Nor are we alone. Damien doesn’t mention Tom and Sarah and Ringo and Amanda and Kate and the other Tom and Lou and Brad or any of the many other writers who have observed precisely the same problems with the left-wing infestation of SF/F that the Big Three have, (just a joke, John, I can see you wincing now) except to say that “the reactionary conservative movement in SF has many members”. But that’s not the real issue, the real issue is that there are far more “reactionary conservative” readers than there are readers of the progressive Pink SF detritus that the mainstream SF/F publishers have been aggressively pushing on SF/F fans for the last two decades. And apparently two decades of a consistently shrinking market isn’t enough for them, because #weneeddiversebooks!
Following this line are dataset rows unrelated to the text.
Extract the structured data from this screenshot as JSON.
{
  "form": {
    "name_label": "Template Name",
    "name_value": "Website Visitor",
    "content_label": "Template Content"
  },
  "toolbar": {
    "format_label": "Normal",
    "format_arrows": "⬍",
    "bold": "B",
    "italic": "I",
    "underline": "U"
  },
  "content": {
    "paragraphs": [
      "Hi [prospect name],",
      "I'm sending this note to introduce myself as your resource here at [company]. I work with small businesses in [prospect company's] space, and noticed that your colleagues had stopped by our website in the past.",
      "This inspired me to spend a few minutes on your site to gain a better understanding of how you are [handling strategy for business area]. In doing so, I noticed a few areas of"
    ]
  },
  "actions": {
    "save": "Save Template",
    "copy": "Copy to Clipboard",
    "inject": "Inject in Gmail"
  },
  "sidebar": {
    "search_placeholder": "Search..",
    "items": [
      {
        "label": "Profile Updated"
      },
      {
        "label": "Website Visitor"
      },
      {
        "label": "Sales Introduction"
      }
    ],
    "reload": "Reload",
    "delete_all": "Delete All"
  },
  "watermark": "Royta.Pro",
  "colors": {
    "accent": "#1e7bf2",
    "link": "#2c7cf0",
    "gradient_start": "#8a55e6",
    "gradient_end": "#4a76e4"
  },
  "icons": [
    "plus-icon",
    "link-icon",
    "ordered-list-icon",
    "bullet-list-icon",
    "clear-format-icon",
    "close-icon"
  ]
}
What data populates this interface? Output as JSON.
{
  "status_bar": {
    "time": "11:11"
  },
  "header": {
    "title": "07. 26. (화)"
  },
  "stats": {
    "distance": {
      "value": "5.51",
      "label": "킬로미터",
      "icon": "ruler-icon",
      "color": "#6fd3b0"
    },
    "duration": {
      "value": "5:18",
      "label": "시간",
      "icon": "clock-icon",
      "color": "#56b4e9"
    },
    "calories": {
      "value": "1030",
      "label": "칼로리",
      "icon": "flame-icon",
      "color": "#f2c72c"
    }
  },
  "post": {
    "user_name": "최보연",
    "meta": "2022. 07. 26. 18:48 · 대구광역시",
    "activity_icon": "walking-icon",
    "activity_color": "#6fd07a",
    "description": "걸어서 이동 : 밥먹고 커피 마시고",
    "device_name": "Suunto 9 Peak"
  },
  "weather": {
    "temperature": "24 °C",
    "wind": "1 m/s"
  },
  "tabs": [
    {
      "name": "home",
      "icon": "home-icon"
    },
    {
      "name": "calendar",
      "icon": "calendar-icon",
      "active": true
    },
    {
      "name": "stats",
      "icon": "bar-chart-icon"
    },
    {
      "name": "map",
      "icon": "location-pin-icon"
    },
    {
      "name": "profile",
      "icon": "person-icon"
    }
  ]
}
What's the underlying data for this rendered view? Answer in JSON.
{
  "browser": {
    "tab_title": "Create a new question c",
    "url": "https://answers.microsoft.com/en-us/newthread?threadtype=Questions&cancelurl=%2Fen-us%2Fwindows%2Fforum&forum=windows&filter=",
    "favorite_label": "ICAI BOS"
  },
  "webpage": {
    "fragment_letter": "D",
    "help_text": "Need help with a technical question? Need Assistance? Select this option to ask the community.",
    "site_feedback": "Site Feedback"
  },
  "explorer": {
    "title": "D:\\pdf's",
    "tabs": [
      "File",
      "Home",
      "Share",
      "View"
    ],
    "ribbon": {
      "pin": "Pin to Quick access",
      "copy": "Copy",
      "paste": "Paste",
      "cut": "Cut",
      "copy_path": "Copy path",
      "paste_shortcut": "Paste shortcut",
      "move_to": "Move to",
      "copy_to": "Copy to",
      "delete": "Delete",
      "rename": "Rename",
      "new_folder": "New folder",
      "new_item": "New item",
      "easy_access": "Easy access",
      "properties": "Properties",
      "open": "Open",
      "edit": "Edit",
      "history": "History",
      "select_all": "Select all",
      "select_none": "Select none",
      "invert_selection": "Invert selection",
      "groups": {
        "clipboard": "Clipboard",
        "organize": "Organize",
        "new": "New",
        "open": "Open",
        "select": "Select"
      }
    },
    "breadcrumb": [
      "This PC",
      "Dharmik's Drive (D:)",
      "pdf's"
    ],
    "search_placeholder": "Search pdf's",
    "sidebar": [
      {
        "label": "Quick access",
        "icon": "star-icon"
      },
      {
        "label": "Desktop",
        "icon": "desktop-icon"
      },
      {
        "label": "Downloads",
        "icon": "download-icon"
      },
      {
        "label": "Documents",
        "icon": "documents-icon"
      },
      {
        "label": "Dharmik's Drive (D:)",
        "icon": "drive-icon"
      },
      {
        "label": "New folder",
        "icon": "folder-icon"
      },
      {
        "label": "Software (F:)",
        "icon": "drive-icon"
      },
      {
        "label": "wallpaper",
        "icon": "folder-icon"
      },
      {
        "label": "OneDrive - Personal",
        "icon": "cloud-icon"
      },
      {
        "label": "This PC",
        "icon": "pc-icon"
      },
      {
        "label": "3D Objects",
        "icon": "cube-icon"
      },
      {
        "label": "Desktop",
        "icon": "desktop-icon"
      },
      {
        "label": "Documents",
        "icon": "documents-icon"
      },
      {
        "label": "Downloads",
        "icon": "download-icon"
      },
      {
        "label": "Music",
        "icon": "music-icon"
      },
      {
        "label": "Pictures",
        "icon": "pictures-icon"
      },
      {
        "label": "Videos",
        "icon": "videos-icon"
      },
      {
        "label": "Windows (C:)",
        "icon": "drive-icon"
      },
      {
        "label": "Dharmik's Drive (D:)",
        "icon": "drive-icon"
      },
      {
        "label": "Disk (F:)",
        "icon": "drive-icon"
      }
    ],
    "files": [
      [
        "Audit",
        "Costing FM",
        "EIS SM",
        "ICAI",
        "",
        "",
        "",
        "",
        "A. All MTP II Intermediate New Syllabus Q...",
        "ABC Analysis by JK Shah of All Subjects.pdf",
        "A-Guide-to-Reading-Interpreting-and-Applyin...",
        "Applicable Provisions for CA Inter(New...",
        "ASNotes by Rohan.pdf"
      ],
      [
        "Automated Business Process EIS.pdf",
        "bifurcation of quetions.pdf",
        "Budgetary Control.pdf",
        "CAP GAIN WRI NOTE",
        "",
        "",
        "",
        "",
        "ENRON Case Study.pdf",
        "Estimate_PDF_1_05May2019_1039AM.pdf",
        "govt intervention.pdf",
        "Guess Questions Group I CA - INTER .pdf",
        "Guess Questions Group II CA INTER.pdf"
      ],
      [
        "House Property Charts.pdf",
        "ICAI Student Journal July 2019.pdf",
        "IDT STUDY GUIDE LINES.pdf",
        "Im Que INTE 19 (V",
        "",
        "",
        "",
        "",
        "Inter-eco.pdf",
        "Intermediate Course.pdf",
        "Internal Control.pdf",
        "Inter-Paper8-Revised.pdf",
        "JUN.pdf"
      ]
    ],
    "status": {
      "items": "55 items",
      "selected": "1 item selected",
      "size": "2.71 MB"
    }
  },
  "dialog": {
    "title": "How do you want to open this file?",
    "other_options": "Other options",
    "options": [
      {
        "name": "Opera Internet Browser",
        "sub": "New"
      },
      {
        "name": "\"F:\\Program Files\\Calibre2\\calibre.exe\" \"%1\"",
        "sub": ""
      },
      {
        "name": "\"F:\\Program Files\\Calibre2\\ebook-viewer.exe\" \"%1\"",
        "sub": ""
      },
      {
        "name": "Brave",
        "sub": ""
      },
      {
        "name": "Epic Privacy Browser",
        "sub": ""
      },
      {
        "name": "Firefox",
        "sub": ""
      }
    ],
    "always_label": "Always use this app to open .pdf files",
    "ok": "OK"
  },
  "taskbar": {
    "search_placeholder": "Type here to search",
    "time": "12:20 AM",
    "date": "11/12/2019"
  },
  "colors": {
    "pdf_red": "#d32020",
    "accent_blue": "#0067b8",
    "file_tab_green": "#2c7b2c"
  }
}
Damien is making the same mistake that Whatever readers did two years ago, the same mistake that CNN made in 1996, and the same mistake that Newsweek made in 1998. He is assuming, all the evidence to the contrary, that the numbers are on his side. Throughout his piece and his comments, he foolishly attempts to minimize the other side: for example, he refers to “little-known writers” even though Larry is a best-selling author, I have the best-trafficked blog in SF/F, and John C. Wright was voted the sixth-greatest SF writer alive.
Indeed, if there is not this institutional left-wing influence that we “reactionaries” all observe, and all oppose, how can anyone be “doing immense damage to their own careers” by opposing it? If it doesn’t exist, then how would being lumped in with me, in any way, be “suicidal to their careers”. Setting aside the humor inherent in an unpublished nonentity like Damien giving literary career advice to the Nebula-nominated Mr. Wright or the Hugo-nominated Mr. Correia, it should be obvious that Damien has assumed the very point that he was attempting to refute.
So, in the end, this is nothing more than a petty rabbit with a soapbox attempting to DISQUALIFY, DISQUALIFY. Again. The most offensive aspect of Damien’s latest attack is the insult to both Larry and John in the implication that they are any more susceptible to the Left’s blandishments than I am. I, for one, find it impossible to imagine either man being even remotely willing to submit to the Left’s ritual of public recantation and self-abasemen.
Why, one wonders, is it such an imperative for the Left to separate me from everyone else it is attacking?